The immune response to an antigen can be classified as humoral (antibody based) or cell mediated. Both processes require lympho- cytes and antigen-presenting cells (APCs), which may be lymphocytes, macrophages, or dendritic cells. Lymphocytes are de- scribed as B cells or T cells, a naming con- vention based on the site of their original differentiation—bone marrow (B cells) or thymus (T cells).5
Humoral immunity occurs through B cells, which produce soluble, membrane- bound immunoglobulin (antibody) for a spe- cific antigen. Cell-mediated immunity occurs through T cells that recognize an antigen when it is bound to a major histocompatibility complex (MHC) molecule, also termed a human leukocyte antigen (HLA). Thus, B cells are frequently the APCs to the T-cell receptors. Binding of the APCs with the T-cell receptors stimulates division of T cells into one of two types of helper cells (Th1 or Th2) and secretion of numerous cytokines that in- duce an inflammatory response (Fig. 3).
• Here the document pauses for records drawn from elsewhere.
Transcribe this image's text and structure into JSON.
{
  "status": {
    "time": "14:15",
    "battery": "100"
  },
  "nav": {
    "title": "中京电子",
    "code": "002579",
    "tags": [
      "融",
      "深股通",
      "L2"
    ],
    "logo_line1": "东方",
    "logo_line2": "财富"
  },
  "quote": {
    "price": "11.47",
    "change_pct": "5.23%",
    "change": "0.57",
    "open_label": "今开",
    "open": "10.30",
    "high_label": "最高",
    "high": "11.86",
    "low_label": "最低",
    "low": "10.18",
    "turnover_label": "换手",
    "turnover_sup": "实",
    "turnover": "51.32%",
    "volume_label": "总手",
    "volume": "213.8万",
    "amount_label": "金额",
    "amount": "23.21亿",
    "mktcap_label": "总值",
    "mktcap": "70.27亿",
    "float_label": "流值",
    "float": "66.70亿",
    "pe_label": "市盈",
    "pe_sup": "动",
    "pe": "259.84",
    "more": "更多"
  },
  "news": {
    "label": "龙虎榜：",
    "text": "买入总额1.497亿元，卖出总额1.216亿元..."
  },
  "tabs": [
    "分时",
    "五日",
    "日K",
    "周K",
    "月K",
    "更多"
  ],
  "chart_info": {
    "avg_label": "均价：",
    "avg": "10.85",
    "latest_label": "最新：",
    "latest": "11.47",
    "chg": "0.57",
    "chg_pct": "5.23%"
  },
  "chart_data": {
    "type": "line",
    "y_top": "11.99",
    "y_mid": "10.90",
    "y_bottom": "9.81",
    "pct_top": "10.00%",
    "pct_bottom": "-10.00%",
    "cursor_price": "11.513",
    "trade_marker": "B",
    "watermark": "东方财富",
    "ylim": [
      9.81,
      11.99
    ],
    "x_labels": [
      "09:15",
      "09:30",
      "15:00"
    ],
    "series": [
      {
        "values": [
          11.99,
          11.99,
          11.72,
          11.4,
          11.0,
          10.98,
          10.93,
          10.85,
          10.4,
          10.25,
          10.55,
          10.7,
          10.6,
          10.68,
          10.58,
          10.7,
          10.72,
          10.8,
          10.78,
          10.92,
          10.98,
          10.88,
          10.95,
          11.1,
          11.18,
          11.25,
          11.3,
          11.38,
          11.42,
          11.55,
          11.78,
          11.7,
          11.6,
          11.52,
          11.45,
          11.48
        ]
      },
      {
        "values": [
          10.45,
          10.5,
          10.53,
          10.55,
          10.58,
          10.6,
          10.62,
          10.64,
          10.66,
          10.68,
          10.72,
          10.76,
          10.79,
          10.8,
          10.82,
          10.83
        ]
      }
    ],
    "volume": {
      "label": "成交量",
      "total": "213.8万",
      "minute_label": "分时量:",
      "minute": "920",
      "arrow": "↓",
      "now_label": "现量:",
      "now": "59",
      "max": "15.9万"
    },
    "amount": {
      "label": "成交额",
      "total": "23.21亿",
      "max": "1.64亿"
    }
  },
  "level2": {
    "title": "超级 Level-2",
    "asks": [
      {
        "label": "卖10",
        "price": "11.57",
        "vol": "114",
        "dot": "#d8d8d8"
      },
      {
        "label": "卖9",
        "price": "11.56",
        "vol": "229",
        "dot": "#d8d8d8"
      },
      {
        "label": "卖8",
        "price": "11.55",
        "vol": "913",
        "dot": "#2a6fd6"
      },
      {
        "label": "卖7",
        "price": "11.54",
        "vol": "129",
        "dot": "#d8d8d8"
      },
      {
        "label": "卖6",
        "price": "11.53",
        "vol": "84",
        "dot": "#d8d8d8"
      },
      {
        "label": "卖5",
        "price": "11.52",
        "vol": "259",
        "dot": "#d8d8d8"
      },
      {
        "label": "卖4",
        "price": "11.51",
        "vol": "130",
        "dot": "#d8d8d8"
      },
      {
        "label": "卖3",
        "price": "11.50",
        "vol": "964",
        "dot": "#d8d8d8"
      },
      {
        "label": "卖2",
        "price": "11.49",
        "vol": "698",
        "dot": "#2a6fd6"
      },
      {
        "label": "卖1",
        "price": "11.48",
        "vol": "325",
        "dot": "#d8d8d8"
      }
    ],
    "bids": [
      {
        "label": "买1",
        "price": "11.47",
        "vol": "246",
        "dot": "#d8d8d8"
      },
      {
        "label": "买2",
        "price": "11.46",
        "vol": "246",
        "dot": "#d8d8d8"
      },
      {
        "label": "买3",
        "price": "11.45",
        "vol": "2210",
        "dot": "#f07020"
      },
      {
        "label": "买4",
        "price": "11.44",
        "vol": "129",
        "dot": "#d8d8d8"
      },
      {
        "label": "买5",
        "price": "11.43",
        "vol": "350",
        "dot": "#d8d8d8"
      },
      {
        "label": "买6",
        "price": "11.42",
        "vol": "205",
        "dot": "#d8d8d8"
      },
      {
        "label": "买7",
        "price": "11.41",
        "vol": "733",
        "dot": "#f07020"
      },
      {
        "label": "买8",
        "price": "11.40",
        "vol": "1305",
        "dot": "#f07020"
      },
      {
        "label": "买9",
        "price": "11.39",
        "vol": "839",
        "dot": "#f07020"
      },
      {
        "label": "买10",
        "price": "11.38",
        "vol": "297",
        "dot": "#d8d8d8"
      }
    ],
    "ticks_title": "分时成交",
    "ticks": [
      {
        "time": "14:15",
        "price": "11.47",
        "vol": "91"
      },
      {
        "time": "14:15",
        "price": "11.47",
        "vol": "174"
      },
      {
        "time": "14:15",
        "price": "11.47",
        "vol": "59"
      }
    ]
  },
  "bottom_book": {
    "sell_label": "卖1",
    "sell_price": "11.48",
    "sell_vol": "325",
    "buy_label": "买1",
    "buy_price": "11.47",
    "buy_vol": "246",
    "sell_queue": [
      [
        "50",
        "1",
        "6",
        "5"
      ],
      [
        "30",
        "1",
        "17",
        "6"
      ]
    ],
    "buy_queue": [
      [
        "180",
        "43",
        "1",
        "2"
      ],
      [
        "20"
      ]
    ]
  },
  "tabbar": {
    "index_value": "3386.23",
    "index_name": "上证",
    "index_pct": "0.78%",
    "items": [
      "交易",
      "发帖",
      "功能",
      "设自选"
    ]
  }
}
There are two classes of MHC molecules (class I and II), both of which contain a large number of alleles (variable regions). Although MHC molecules bind antigens, they differ from B-cell receptors in that MHC molecules are expressed by a number of cell types. They also lack the specificity of the antibodies produced by B cells. Several chronic inflammatory diseases, such as RA, are associated with distinct alleles that may confer genetic predisposition to the disease. That the inflammation persists or recurs in these chronic diseases indicates that at- tempts to achieve homeostasis are impeded, possibly by a recurrent trigger.